I spent a good chunk of my time in the building engineering world bashing my head on construction scaffolding, mainly because the scaffold bars were placed just high enough for me to get under without ducking—sans hardhat—and just low enough to catch that hardhat I was (luckily) always wearing. (Full disclosure: I’m not someone who learns from his mistakes.)
You’ll see scaffolding wrapping up buildings around the world; the use of bamboo in Hong Kong is most impressive, if terrifying. Part of one spire on the Kölner Dom (Cologne Cathedral)—like any random old thing in Europe, at any random time—was under scaffolding when I went a couple of years back, the gear jutting out like a modern, singularly un-Gothic barnacle, a real distraction from the cathedral’s otherwise potent impact:
Access and weather protection for construction work can take all kinds of forms. When living in Kyoto one summer, I saw an entire, huge superstructure installed over top of the Nishi Hongan-ji temple. Last week in North Vancouver, I saw a much more modest set-up sheltering a considerably younger building; this scaffolding did pretty much the same job as the faux structure erected over the Kyoto temple:
Another construction site in Japan (a demolition, tellingly) featured a skin installed over the scaffolding that also mitigated sound transmission, to reduce annoyance to the nearby suburban neighbours—I was at once impressed and pissed off, since I had previously dreamed of someday inventing a similar, magical fabric. I don’t have a picture of that one, but here is a scaffolding sign commonly found on Japanese construction sites, whose politeness you’ll never see echoed in North America: Sorry for the disturbance!
Another cool innovation is the use of printed imagery on the scaffold netting, to reduce the aesthetic eyesore during construction. This one is over l’École militaire, near the Eiffel Tower in Paris, as seen in May this year; my European ex-pat experts tell me this is common across the continent:
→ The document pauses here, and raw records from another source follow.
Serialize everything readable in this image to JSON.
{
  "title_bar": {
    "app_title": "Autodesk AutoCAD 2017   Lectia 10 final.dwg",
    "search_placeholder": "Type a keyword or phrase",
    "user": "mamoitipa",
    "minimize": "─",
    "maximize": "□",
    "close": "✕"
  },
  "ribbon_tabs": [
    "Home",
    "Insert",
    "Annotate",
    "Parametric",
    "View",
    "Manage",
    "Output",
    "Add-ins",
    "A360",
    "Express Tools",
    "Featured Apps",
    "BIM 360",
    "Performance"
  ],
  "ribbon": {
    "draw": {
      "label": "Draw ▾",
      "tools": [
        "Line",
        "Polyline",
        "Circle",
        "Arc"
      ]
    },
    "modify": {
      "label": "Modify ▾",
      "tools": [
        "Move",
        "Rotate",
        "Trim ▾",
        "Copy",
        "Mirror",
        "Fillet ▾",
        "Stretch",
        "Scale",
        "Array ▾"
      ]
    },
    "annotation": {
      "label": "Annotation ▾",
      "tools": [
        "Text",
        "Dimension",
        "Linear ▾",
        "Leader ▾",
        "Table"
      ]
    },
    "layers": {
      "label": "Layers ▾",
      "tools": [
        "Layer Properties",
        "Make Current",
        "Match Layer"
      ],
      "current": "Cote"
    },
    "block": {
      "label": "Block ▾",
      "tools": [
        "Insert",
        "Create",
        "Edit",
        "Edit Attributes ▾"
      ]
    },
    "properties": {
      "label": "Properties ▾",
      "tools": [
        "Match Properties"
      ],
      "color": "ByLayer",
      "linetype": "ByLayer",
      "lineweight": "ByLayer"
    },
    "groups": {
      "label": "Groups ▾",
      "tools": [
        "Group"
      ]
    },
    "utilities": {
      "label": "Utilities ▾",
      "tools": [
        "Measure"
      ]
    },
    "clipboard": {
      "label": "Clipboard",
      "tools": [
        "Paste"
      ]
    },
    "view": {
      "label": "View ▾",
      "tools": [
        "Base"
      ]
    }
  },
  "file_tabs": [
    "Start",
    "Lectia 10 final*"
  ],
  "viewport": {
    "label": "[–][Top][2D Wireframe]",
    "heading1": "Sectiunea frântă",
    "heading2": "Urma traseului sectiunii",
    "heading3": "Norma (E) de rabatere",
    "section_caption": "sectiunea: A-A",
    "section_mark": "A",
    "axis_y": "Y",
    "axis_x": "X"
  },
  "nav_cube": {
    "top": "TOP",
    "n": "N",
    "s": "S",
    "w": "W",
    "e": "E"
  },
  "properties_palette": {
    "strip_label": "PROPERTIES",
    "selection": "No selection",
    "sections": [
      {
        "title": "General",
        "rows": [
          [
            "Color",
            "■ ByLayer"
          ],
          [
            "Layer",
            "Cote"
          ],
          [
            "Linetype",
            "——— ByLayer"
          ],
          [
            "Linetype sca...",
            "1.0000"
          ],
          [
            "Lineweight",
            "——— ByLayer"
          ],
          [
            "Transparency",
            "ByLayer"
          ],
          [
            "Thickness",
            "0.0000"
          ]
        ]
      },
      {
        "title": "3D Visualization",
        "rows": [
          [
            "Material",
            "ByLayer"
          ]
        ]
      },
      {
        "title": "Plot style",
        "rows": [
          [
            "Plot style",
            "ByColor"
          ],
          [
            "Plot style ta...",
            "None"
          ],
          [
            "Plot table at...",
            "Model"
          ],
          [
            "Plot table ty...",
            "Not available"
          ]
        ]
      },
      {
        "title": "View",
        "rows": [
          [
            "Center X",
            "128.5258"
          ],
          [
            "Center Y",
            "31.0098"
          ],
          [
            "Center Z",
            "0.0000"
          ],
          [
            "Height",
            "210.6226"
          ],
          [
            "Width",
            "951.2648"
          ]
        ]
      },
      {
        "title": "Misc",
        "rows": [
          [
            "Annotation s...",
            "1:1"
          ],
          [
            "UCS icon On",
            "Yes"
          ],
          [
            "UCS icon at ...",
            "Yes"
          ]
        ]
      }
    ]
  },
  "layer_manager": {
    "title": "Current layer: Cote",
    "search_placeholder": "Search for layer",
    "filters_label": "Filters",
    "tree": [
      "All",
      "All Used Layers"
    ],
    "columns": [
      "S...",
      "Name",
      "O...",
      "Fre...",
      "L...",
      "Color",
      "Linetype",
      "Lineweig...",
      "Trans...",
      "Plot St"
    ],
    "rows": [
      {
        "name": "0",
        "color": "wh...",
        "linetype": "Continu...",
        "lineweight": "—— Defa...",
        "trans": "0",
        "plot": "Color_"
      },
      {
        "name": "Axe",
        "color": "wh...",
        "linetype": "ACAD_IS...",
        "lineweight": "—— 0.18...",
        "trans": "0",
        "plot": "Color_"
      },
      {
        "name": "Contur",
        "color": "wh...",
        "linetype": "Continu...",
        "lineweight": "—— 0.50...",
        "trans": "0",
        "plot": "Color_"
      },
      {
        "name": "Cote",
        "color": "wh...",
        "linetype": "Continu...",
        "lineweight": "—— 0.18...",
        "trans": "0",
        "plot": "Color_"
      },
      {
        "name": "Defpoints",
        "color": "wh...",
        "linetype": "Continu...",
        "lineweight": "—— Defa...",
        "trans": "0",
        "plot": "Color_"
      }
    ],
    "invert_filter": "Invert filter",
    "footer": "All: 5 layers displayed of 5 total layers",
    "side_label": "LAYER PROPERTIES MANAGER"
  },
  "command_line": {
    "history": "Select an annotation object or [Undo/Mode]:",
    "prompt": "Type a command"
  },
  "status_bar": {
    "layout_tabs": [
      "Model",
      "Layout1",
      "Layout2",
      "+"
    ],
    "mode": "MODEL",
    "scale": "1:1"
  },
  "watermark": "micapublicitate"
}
At the end of the day, we need to wrap up buildings in order to construct and repair them; whether I’m bashing my head on it or not, I’ll always be curious about the scaffolding, not to mention what’s going on underneath it.